“This person should be addressed as a person that has an emotional or mental problem or issue,” said Sabine French, who lives 10 minutes away from Mr. Thomas in Queens and spoke with him on Thursday. “And that was not happening.”
Robin Hernandez, who has lived in the neighborhood for about a decade, said she had seen Mr. Thomas jogging around the block in the past. She was one of about 30 neighbors who had gathered a few houses away over the past few days, sitting and watching quietly from patio chairs or cars, waiting to see whether Mr. Thomas would come down from the tree or be forced out.
On Friday, two officers spent much of the day on the roof of Mr. Thomas’s house about 10 feet below where he was sitting, shirtless with a blanket dangling from the branches nearby.
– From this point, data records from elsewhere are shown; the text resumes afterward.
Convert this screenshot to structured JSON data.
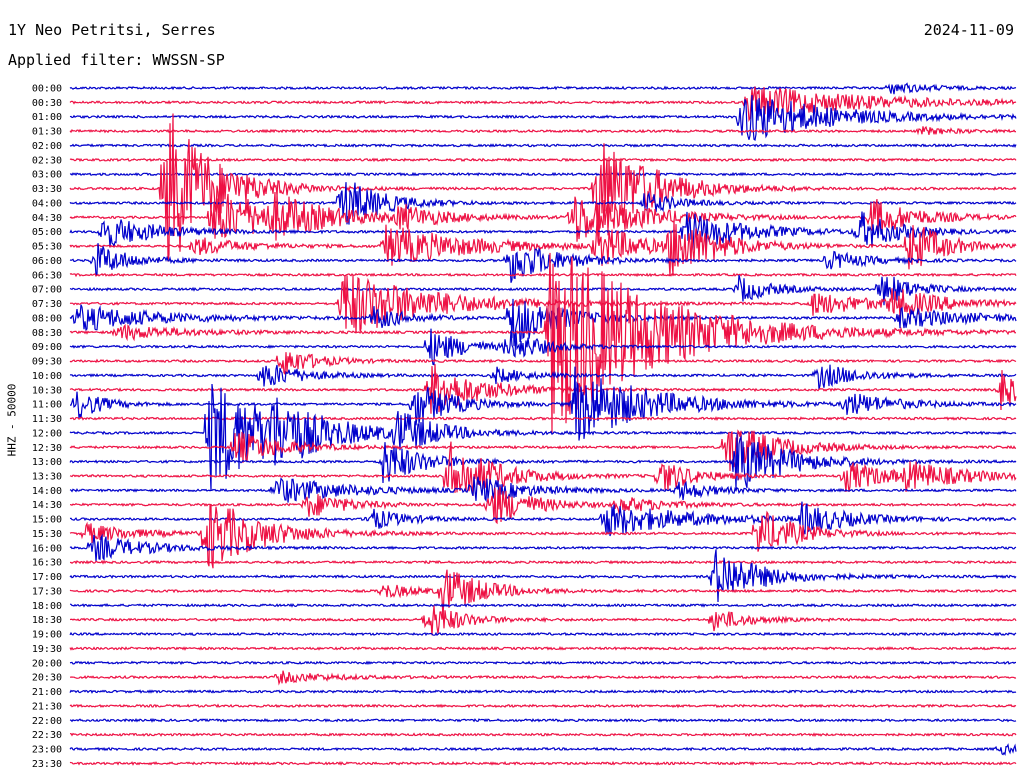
{
  "header": {
    "station": "1Y Neo Petritsi, Serres",
    "date": "2024-11-09",
    "filter": "Applied filter: WWSSN-SP"
  },
  "chart_data": {
    "type": "line",
    "title": "1Y Neo Petritsi, Serres",
    "subtitle": "Applied filter: WWSSN-SP",
    "ylabel": "HHZ - 50000",
    "date": "2024-11-09",
    "row_labels": [
      "00:00",
      "00:30",
      "01:00",
      "01:30",
      "02:00",
      "02:30",
      "03:00",
      "03:30",
      "04:00",
      "04:30",
      "05:00",
      "05:30",
      "06:00",
      "06:30",
      "07:00",
      "07:30",
      "08:00",
      "08:30",
      "09:00",
      "09:30",
      "10:00",
      "10:30",
      "11:00",
      "11:30",
      "12:00",
      "12:30",
      "13:00",
      "13:30",
      "14:00",
      "14:30",
      "15:00",
      "15:30",
      "16:00",
      "16:30",
      "17:00",
      "17:30",
      "18:00",
      "18:30",
      "19:00",
      "19:30",
      "20:00",
      "20:30",
      "21:00",
      "21:30",
      "22:00",
      "22:30",
      "23:00",
      "23:30"
    ],
    "trace_colors": [
      "#0000cc",
      "#ee1144"
    ],
    "events": [
      {
        "time": "00:00",
        "minute": 26.0,
        "amp": 6,
        "dur": 1.2
      },
      {
        "time": "00:30",
        "minute": 21.5,
        "amp": 18,
        "dur": 3.5
      },
      {
        "time": "01:00",
        "minute": 21.3,
        "amp": 28,
        "dur": 2.5
      },
      {
        "time": "01:30",
        "minute": 27.0,
        "amp": 4,
        "dur": 1.0
      },
      {
        "time": "03:30",
        "minute": 3.0,
        "amp": 90,
        "dur": 1.4
      },
      {
        "time": "03:30",
        "minute": 16.7,
        "amp": 60,
        "dur": 1.6
      },
      {
        "time": "04:00",
        "minute": 8.6,
        "amp": 28,
        "dur": 1.2
      },
      {
        "time": "04:00",
        "minute": 18.2,
        "amp": 12,
        "dur": 1.0
      },
      {
        "time": "04:30",
        "minute": 4.5,
        "amp": 28,
        "dur": 2.5
      },
      {
        "time": "04:30",
        "minute": 6.5,
        "amp": 14,
        "dur": 1.2
      },
      {
        "time": "04:30",
        "minute": 10.4,
        "amp": 12,
        "dur": 1.2
      },
      {
        "time": "04:30",
        "minute": 15.9,
        "amp": 28,
        "dur": 2.0
      },
      {
        "time": "04:30",
        "minute": 25.4,
        "amp": 20,
        "dur": 1.4
      },
      {
        "time": "05:00",
        "minute": 1.0,
        "amp": 18,
        "dur": 1.6
      },
      {
        "time": "05:00",
        "minute": 19.5,
        "amp": 22,
        "dur": 1.8
      },
      {
        "time": "05:00",
        "minute": 25.0,
        "amp": 20,
        "dur": 1.2
      },
      {
        "time": "05:30",
        "minute": 3.9,
        "amp": 10,
        "dur": 1.5
      },
      {
        "time": "05:30",
        "minute": 10.0,
        "amp": 22,
        "dur": 2.5
      },
      {
        "time": "05:30",
        "minute": 16.7,
        "amp": 24,
        "dur": 1.2
      },
      {
        "time": "05:30",
        "minute": 19.0,
        "amp": 30,
        "dur": 1.5
      },
      {
        "time": "05:30",
        "minute": 26.6,
        "amp": 30,
        "dur": 1.0
      },
      {
        "time": "06:00",
        "minute": 0.8,
        "amp": 18,
        "dur": 1.0
      },
      {
        "time": "06:00",
        "minute": 13.9,
        "amp": 24,
        "dur": 1.4
      },
      {
        "time": "06:00",
        "minute": 24.0,
        "amp": 10,
        "dur": 1.2
      },
      {
        "time": "07:00",
        "minute": 21.2,
        "amp": 14,
        "dur": 1.0
      },
      {
        "time": "07:00",
        "minute": 25.7,
        "amp": 18,
        "dur": 1.0
      },
      {
        "time": "07:30",
        "minute": 8.6,
        "amp": 38,
        "dur": 2.5
      },
      {
        "time": "07:30",
        "minute": 23.5,
        "amp": 12,
        "dur": 2.0
      },
      {
        "time": "07:30",
        "minute": 26.0,
        "amp": 14,
        "dur": 1.5
      },
      {
        "time": "08:00",
        "minute": 0.2,
        "amp": 14,
        "dur": 2.5
      },
      {
        "time": "08:00",
        "minute": 9.6,
        "amp": 12,
        "dur": 1.0
      },
      {
        "time": "08:00",
        "minute": 14.0,
        "amp": 30,
        "dur": 1.4
      },
      {
        "time": "08:00",
        "minute": 26.3,
        "amp": 10,
        "dur": 2.5
      },
      {
        "time": "08:30",
        "minute": 1.5,
        "amp": 8,
        "dur": 2.0
      },
      {
        "time": "08:30",
        "minute": 15.2,
        "amp": 110,
        "dur": 3.0
      },
      {
        "time": "09:00",
        "minute": 11.4,
        "amp": 20,
        "dur": 1.0
      },
      {
        "time": "09:00",
        "minute": 13.9,
        "amp": 16,
        "dur": 1.0
      },
      {
        "time": "09:30",
        "minute": 6.7,
        "amp": 16,
        "dur": 1.0
      },
      {
        "time": "10:00",
        "minute": 6.1,
        "amp": 14,
        "dur": 1.2
      },
      {
        "time": "10:00",
        "minute": 13.5,
        "amp": 8,
        "dur": 1.0
      },
      {
        "time": "10:00",
        "minute": 23.7,
        "amp": 14,
        "dur": 1.2
      },
      {
        "time": "10:30",
        "minute": 11.4,
        "amp": 28,
        "dur": 1.5
      },
      {
        "time": "10:30",
        "minute": 29.5,
        "amp": 20,
        "dur": 0.8
      },
      {
        "time": "11:00",
        "minute": 0.2,
        "amp": 16,
        "dur": 0.8
      },
      {
        "time": "11:00",
        "minute": 10.9,
        "amp": 24,
        "dur": 1.2
      },
      {
        "time": "11:00",
        "minute": 16.0,
        "amp": 40,
        "dur": 2.2
      },
      {
        "time": "11:00",
        "minute": 24.6,
        "amp": 12,
        "dur": 1.5
      },
      {
        "time": "12:00",
        "minute": 4.4,
        "amp": 60,
        "dur": 2.0
      },
      {
        "time": "12:00",
        "minute": 6.4,
        "amp": 22,
        "dur": 1.4
      },
      {
        "time": "12:00",
        "minute": 10.3,
        "amp": 22,
        "dur": 1.2
      },
      {
        "time": "12:30",
        "minute": 5.2,
        "amp": 18,
        "dur": 1.4
      },
      {
        "time": "12:30",
        "minute": 20.8,
        "amp": 28,
        "dur": 1.5
      },
      {
        "time": "13:00",
        "minute": 9.9,
        "amp": 24,
        "dur": 1.2
      },
      {
        "time": "13:00",
        "minute": 21.1,
        "amp": 32,
        "dur": 1.6
      },
      {
        "time": "13:30",
        "minute": 12.0,
        "amp": 36,
        "dur": 1.4
      },
      {
        "time": "13:30",
        "minute": 18.7,
        "amp": 18,
        "dur": 1.0
      },
      {
        "time": "13:30",
        "minute": 24.6,
        "amp": 16,
        "dur": 1.4
      },
      {
        "time": "13:30",
        "minute": 26.5,
        "amp": 12,
        "dur": 2.0
      },
      {
        "time": "14:00",
        "minute": 6.5,
        "amp": 14,
        "dur": 2.2
      },
      {
        "time": "14:00",
        "minute": 12.8,
        "amp": 14,
        "dur": 1.5
      },
      {
        "time": "14:00",
        "minute": 19.3,
        "amp": 10,
        "dur": 1.0
      },
      {
        "time": "14:30",
        "minute": 7.5,
        "amp": 14,
        "dur": 1.2
      },
      {
        "time": "14:30",
        "minute": 13.3,
        "amp": 24,
        "dur": 1.2
      },
      {
        "time": "14:30",
        "minute": 17.4,
        "amp": 8,
        "dur": 1.5
      },
      {
        "time": "15:00",
        "minute": 9.5,
        "amp": 12,
        "dur": 1.0
      },
      {
        "time": "15:00",
        "minute": 16.9,
        "amp": 18,
        "dur": 2.5
      },
      {
        "time": "15:00",
        "minute": 23.2,
        "amp": 16,
        "dur": 1.4
      },
      {
        "time": "15:30",
        "minute": 0.5,
        "amp": 10,
        "dur": 1.5
      },
      {
        "time": "15:30",
        "minute": 4.3,
        "amp": 40,
        "dur": 1.6
      },
      {
        "time": "15:30",
        "minute": 21.8,
        "amp": 26,
        "dur": 1.2
      },
      {
        "time": "16:00",
        "minute": 0.7,
        "amp": 14,
        "dur": 1.6
      },
      {
        "time": "17:00",
        "minute": 20.4,
        "amp": 30,
        "dur": 1.4
      },
      {
        "time": "17:30",
        "minute": 11.8,
        "amp": 26,
        "dur": 1.2
      },
      {
        "time": "17:30",
        "minute": 9.9,
        "amp": 8,
        "dur": 1.0
      },
      {
        "time": "18:30",
        "minute": 11.3,
        "amp": 20,
        "dur": 1.0
      },
      {
        "time": "18:30",
        "minute": 20.4,
        "amp": 12,
        "dur": 1.0
      },
      {
        "time": "20:30",
        "minute": 6.6,
        "amp": 6,
        "dur": 1.5
      },
      {
        "time": "23:00",
        "minute": 29.5,
        "amp": 5,
        "dur": 1.0
      }
    ]
  }
}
At least 40 more officers were assembled below.
Several neighbors said that the police had flown drones with loud sirens over the house from 1 a.m. to 5 a.m., trying to drive Mr. Thomas out of the tree with the noise.
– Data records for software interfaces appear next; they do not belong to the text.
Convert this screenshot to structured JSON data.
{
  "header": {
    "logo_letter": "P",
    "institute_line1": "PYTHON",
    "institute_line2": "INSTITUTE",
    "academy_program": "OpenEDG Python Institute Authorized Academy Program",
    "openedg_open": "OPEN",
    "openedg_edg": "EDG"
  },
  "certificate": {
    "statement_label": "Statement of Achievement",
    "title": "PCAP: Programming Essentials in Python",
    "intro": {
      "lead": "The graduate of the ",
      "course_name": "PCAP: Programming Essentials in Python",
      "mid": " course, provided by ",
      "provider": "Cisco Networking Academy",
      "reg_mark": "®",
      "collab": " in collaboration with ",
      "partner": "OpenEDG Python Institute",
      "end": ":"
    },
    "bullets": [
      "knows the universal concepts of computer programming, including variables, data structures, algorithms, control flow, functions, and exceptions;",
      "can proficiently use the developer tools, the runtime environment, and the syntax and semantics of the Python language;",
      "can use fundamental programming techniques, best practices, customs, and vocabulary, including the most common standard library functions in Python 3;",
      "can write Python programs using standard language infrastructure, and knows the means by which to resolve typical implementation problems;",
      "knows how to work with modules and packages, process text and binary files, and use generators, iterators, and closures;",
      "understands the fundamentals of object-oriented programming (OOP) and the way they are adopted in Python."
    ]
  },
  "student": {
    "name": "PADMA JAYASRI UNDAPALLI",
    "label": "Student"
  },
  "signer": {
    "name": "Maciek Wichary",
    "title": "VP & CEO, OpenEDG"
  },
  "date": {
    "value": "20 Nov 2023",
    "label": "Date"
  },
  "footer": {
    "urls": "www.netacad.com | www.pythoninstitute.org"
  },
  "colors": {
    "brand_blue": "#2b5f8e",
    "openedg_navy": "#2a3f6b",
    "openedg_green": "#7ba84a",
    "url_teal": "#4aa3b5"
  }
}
Guy Bruno, who said he had lived a block from Mr. Thomas since 1998, said he had seen him asking to speak to a Black officer on Wednesday. A Black officer briefly came to the window to speak with him, Mr. Bruno said, but when the officer left, Mr. Thomas, who is Black, became upset. That seemed to be the moment when he decided to stay put, Mr. Bruno said.
“I thought it would be over already,” Mr. Bruno said. “I didn’t expect it to be this long. I thought it would be a quick thing.”
Ms. French, who is also the Queens borough advocate, said that Ms. Perry, the police chaplain, had called asking for her help, since Ms. French, like Mr. Thomas, is Haitian. She said he was talkative and relaxed when she spoke to him in Haitian Creole for about an hour on Thursday.